There have been some exciting projects conducted by some of the most innovative and best 3D printing business in the world, Generation3D for example have recently completed a large interior design project with a 3D printed bamboo lattice showing just how creative the industry can be. With 3D printing also being credited as an environmentally friendly alternative in the manufacturing industry, other large-scale projects have been sought after with some being made clear directives too and homes could be the next major industry on the list to see a 3D printed shift.
One approach and perhaps the least likely to grow in popularity is the pre-fab route, pre-fabricated homes have been around for quite some time, and they certainly cut down on build time and the number of construction teams needed to put them together but tend not to work so well as a 3D printed alternative as the parts are too big to be realistically 3D printed but may open the door to how other 3D printed approaches can work.
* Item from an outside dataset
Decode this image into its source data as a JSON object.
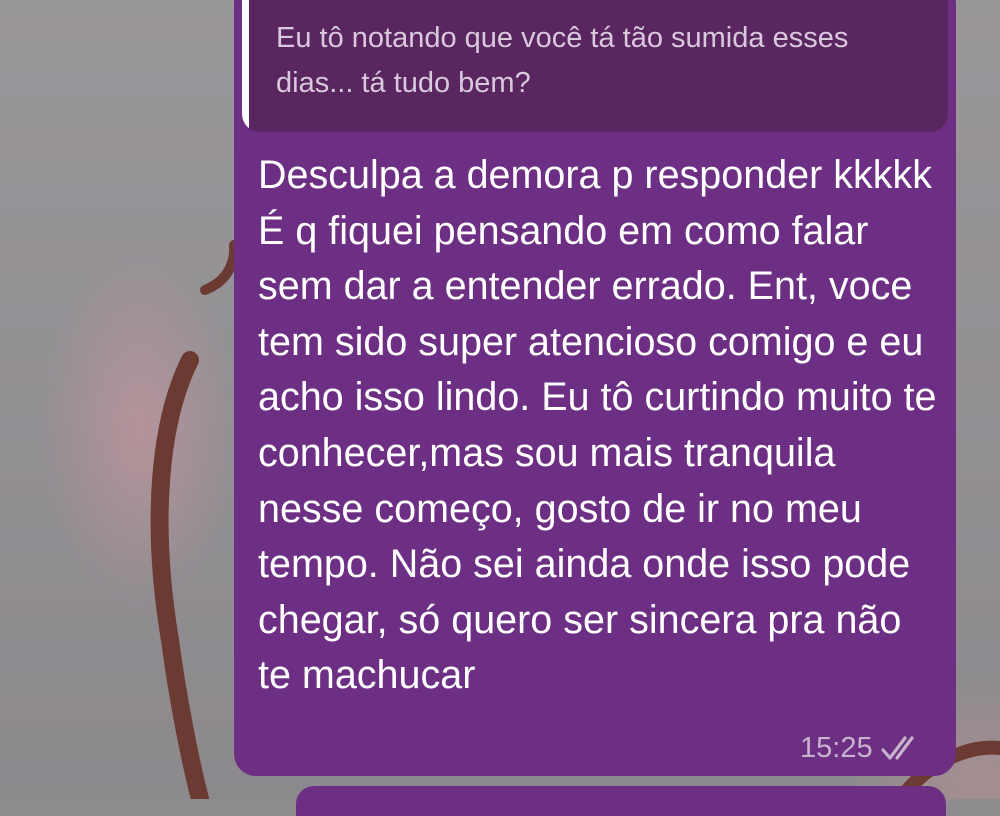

It’s often a misconception that things like resin and plastic are the only materials useable but concrete is also useable when it comes to 3D printing too and has already been used to print a 3D home. A large machine and a small team of workers can 3D print a concrete home in as little as 48 hours by layering strips of concrete mix, and videos of the process are very impressive showing how easy and low-impact the process is.
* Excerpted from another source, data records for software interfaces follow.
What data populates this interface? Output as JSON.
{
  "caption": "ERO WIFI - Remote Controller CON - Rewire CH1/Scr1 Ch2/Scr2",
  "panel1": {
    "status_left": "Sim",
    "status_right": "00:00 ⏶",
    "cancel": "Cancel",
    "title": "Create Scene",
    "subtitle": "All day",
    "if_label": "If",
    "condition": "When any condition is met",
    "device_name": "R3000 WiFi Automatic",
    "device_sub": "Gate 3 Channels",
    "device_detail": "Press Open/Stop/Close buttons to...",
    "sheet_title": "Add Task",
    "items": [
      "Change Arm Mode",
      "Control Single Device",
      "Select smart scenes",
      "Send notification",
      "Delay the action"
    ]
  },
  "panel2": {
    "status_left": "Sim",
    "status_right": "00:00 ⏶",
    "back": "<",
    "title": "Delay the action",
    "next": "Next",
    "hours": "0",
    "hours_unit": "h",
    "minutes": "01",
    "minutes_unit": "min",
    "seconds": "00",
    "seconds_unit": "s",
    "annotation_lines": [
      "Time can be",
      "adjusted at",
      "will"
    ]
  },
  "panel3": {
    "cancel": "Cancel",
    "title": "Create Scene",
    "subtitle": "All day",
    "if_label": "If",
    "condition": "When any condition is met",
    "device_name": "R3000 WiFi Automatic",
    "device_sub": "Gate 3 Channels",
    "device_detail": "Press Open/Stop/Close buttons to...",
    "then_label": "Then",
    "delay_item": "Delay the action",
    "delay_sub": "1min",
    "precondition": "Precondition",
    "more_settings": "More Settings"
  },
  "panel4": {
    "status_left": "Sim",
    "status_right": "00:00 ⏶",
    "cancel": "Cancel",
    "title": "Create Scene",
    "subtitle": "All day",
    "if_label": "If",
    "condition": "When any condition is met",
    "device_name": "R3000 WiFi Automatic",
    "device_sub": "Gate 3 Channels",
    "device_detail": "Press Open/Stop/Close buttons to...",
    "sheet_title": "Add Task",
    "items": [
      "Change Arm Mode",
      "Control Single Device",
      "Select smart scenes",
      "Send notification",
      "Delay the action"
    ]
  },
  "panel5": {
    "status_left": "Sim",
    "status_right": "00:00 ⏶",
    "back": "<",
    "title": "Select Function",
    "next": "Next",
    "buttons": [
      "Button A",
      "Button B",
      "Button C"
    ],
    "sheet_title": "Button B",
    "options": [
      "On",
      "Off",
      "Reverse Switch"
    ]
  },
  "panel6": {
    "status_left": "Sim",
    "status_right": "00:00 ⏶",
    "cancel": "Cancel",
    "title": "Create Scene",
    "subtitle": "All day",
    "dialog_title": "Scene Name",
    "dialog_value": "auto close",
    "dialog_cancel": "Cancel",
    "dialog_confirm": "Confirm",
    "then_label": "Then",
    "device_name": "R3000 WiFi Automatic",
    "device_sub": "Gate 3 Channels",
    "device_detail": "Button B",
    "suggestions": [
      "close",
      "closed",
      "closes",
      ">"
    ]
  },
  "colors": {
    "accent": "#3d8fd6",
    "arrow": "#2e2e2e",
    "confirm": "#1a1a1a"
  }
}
There are still some kinks to iron out for the process to be caught on as a much bigger option, there are some inconsistencies when it comes to printing a home for example as of now it isn’t as smooth as simply pouring a large concrete wall and that’s shown in the pattern from where it is printed – there’s also still a requirement to move some pre-fabricated pieces into place but despite this, the speed and the customizability of 3D printing a home helps to outweigh these downsides currently.
As directives are being put into place to have 3D printed homes being the main source of new builds in some parts of the world over the next decade, this will also lead to a much faster progression of the technologies and methods that are used to iron out these kinks and to get a much nicer finished product. With more eco-friendly materials being useable and with the ability to still adjust on the fly, it’s a very exciting opportunity, and could change the way homes are built in the future where space or customizability as well as time are key factors.